Last fall, I visited my friend Leah in the rolling hills of Northern California’s Sonoma County. I followed her from room to room, exclaiming at how perfectly her unique tastes had made themselves known in her new house. New to her that is; the house was built thirty years ago. As we settled onto stools in her kitchen, Leah slid a bottle of wine across her quartz countertop and said, “We’ll need a drink before the rest of this tour.”
Imagining the Worst Case Scenario: When it Serves and When it Doesn’t
Published Feb 2020 by ThriveGlobal
Prejudice and Pride
A Tibetan Buddhist practitioner asks her teacher how to take pride in one’s practice without becoming arrogant.
Published December 2019 by Tricycle: The Buddhist Review
Recently, I was practicing with a Buddhist friend, whom I’ll call Brian, and the concept of pride came up. Brian’s an older man who suffers from a physical handicap, though he’s able to live independently. Brian seems deeply engaged in the practice, but often disparages his own progress. I suggested that he should be proud of his efforts, and he responded: “But pride is not something we’re told to cultivate. It’s seen as a negative habit.” I explained that I was talking about divine pride, to regard oneself as a Buddha, rather than delusional pride, meaning a harmful arrogance based on wealth or status.
As a Tibetan Buddhist practitioner, I am constantly reminded that we never know when death might approach, but for years, I’d avoided dealing with one of the most practical aspects of death—the paperwork. I was not alone: Roughly half of all adults in North America do not have a living will. Then recently, I suffered a near-fatal illness that left me viscerally aware of how unprepared for death I was, and I made a pledge with two of my friends to get ready to leave our bodies behind for both ourselves and the people who survive us.
Emptiness and Filling Out Forms: A Practical Approach to Death
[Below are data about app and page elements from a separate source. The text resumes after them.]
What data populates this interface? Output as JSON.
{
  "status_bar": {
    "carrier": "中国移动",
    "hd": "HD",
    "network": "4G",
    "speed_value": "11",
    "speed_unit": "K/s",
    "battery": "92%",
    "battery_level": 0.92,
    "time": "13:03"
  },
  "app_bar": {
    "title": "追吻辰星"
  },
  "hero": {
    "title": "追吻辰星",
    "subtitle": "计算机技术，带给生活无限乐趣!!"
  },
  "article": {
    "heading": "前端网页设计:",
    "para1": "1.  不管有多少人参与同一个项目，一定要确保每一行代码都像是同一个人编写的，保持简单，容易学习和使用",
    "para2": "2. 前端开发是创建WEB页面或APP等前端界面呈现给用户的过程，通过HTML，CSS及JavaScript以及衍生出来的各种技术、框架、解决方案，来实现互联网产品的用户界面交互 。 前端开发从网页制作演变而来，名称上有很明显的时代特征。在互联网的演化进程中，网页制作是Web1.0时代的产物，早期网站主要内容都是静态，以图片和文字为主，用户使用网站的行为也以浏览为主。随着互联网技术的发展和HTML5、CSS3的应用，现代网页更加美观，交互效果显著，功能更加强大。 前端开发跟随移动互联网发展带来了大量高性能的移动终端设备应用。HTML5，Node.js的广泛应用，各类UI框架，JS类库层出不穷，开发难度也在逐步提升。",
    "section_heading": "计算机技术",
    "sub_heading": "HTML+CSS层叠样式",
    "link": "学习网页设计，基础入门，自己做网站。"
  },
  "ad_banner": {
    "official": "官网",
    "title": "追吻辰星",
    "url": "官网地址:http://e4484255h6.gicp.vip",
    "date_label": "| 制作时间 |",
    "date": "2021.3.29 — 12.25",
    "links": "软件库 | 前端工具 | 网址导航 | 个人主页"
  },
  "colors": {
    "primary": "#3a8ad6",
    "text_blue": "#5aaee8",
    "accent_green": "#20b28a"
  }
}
Dying with compassion means having a plan in place for those left behind. A practitioner recounts how she navigated the process with her dharma friends.
Published July 2019 by Tricycle: The Buddhist Review